Aim: To assess the use of routine pulse oximetry in the delivery room and at 24 hours postpartum, and to study its feasibility as a screening test for CHD.
Material and Methods: In this prospective study, all infants born in “Cuza Voda” Maternity Hospital, Iasi, Romania, were enrolled over a thirteen-month period. Preductal oximetry was assessed during the first hour, and postductal oximetry was evaluated at twenty-four hours postpartum. Data were then analyzed to establish the sensitivity and specificity of pulse oximetry, as a screening test for CHD.
Results: 5406 infants were included in the study, with a mean gestational age of 38.2 weeks and a mean birth weight of 3175 grams. During the first minute, blood oxygen saturation varied between 40% and 90% and at 24 hours of life, it ranged between 90% and 100%. Following oximetry assessment, 14 infants with critical CHD were identified. Blood oxygen saturation values in infants with CHD were lower throughout the entire period of evaluation. Pulse oximetry had good sensitivity and specificity at 1 hour (Se=87.5%, Sp=95.5%) and 24 hours (Se=92.5%, Sp=97.4%) for the diagnosis of CHD. Blood oxygen saturation values at one minute, 1 hour and 24 hours are strong discriminative parameters for the early diagnosis of CHD.
Conclusion: Routine pulse oximetry during the first 24 hours postpartum represents an early indicator of CHD to facilitate timely intervention. Pulse oximetry provides excellent sensitivity and specificity and has tremendous potential as a standard screening test for CHD during the first 24 hours of life.
Toxic epidermal necrolysis (TEN) is an acute, life-threatening muco-cutaneous disease, often induced by drugs. It is characterized by muco-cutaneous erythematous and purpuric lesions, flaccid blisters which erupt, causing large areas of denudation. The condition can involve the genitourinary, pulmonary and, gastrointestinal systems. Because of the associated high mortality rate early diagnosis and treatment are mandatory.
This article presents the case of a sixty-six years old male patient, known to have cirrhosis, chronic kidney failure, and diabetes mellitus. His current treatment included haemodialysis. He was hospitalized as an emergency to the Dermatology Department for erythemato-violaceous, purpuric patches and papules, with acral disposition, associated with rapidly spreading erosions of the oral, nasal and genital mucosa and the emergence of flaccid blisters which erupted quickly leaving large areas of denudation. Based on the clinical examination and laboratory investigations the patient was diagnosed with TEN, secondary to carbamazepine intake for encephalopathic phenomena. The continuous alteration in both kidney and liver function and electrolyte imbalance, required him to be transferred to the intensive care unit. Following pulse therapy with systemic corticosteroids, hydro-electrolytic re-equilibration, topical corticosteroid and antibiotics, there was a favourable resolution of TEN.

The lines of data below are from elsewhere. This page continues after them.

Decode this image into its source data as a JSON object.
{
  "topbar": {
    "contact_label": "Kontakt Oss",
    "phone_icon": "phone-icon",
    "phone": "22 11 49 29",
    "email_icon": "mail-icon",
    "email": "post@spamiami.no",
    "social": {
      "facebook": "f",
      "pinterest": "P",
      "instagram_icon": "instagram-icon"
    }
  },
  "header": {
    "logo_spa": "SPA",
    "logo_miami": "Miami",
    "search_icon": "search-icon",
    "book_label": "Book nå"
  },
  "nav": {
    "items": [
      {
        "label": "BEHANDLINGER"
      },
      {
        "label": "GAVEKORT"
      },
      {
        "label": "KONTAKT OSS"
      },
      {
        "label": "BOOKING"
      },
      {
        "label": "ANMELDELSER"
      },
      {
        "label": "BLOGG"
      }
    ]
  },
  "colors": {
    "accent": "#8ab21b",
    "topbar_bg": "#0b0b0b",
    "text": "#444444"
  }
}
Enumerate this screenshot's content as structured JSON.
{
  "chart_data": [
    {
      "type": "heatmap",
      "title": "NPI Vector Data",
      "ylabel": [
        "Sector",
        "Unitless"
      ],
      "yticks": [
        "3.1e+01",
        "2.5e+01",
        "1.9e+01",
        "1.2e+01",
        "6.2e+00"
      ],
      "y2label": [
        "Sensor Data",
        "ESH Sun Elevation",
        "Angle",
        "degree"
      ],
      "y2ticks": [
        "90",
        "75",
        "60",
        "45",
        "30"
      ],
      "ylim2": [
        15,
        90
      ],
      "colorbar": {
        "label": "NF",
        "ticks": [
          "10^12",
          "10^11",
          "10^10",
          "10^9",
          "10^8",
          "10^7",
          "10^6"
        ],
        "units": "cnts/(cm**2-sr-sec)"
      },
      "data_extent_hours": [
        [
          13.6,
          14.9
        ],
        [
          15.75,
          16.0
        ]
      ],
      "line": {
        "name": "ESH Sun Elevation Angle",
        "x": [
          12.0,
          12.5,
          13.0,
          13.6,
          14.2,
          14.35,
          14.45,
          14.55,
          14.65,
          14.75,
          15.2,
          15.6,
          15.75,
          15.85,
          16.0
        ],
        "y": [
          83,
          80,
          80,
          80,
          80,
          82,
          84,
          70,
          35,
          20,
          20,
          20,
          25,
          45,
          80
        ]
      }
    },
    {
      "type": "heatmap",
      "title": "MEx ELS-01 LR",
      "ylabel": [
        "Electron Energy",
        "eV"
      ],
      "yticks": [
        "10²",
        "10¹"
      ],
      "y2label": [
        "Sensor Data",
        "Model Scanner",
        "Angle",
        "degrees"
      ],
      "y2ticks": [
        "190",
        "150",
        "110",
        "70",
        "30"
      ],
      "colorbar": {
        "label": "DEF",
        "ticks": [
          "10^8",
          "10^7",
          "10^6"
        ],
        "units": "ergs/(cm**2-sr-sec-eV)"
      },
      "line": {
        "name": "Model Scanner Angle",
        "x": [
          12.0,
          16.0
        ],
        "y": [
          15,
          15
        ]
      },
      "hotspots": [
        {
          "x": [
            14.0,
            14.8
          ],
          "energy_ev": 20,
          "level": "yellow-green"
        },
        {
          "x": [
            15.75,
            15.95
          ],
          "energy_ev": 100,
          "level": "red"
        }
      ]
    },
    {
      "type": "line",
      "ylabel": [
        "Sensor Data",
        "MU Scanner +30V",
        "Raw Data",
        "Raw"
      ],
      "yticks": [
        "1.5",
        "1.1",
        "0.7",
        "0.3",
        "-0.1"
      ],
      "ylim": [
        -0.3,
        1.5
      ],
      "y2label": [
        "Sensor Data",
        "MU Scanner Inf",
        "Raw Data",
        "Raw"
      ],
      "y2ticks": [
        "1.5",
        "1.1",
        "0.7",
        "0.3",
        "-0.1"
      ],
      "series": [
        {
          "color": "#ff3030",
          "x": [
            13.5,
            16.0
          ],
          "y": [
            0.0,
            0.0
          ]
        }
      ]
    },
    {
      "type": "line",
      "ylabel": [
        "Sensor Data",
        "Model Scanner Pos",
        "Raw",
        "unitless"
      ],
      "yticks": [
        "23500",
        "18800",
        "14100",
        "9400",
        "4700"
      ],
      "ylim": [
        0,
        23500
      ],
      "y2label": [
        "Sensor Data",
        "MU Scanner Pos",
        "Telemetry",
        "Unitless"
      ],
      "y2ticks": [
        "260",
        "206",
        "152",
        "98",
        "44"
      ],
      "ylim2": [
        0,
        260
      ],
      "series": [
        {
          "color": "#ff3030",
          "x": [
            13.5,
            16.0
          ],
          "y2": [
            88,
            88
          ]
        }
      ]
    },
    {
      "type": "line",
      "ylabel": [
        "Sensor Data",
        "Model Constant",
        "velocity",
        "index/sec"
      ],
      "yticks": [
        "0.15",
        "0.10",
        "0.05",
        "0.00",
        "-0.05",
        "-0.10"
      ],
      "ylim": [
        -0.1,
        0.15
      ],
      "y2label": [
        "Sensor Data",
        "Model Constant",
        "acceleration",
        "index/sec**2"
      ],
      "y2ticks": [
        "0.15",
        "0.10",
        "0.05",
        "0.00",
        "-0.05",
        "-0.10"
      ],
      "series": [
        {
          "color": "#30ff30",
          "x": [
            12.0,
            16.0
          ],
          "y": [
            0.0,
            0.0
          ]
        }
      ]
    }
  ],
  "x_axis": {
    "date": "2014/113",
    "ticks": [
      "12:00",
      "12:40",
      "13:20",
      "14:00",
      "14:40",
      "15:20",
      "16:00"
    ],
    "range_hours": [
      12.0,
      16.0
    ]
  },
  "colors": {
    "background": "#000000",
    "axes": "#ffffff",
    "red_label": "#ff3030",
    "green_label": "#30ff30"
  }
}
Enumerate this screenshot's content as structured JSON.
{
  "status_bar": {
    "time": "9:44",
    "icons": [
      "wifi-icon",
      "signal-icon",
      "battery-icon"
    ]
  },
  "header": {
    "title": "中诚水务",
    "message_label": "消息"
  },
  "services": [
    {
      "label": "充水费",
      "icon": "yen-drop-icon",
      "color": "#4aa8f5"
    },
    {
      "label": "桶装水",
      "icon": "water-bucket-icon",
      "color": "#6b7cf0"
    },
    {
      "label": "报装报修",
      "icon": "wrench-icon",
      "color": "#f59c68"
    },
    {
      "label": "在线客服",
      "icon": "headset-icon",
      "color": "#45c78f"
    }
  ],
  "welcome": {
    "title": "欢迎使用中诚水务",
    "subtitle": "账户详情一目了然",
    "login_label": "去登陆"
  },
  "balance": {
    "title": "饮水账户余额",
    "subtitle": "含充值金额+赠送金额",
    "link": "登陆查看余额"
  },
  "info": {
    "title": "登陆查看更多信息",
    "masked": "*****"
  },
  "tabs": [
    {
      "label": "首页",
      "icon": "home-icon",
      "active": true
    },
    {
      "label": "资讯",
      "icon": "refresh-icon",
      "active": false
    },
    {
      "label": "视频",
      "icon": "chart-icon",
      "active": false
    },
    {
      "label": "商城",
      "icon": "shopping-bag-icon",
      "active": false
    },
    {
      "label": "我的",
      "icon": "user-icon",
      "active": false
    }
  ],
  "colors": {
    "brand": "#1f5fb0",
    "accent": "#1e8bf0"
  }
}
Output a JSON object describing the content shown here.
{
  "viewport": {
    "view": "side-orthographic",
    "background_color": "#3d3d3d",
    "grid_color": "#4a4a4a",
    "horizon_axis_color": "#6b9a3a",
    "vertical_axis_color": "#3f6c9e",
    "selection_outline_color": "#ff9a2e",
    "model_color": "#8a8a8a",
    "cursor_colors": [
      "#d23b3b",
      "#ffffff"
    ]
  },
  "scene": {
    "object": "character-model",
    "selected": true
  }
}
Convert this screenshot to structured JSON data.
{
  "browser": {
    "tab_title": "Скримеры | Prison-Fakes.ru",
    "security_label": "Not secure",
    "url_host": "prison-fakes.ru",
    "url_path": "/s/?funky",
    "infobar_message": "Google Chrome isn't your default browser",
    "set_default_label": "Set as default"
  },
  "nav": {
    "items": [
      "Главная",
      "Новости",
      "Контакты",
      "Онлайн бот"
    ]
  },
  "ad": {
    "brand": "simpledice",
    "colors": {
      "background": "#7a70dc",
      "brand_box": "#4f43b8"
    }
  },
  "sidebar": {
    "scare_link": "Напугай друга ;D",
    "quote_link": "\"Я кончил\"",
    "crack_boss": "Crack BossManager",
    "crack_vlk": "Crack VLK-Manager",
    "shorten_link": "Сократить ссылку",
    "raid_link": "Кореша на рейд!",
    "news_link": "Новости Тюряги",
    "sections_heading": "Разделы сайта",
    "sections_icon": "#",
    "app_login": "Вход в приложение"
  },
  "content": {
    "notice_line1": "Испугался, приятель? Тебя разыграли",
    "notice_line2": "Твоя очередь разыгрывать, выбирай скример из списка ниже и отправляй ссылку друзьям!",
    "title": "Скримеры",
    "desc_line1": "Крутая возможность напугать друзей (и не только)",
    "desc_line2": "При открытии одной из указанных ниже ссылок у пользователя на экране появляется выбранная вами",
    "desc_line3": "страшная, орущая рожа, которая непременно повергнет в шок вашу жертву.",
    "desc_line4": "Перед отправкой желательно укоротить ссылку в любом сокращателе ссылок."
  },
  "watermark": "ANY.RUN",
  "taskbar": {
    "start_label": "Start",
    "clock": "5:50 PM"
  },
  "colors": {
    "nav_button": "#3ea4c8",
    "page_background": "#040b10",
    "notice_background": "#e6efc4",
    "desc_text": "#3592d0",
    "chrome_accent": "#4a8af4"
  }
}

The case is of interest due to possible life-threatening cutaneous complications, including sepsis and significant fluid loss, in a patient with associated severe systemic pathology, highlighting the importance of early recognition of TEN, and the role of a multidisciplinary team in providing suitable treatment.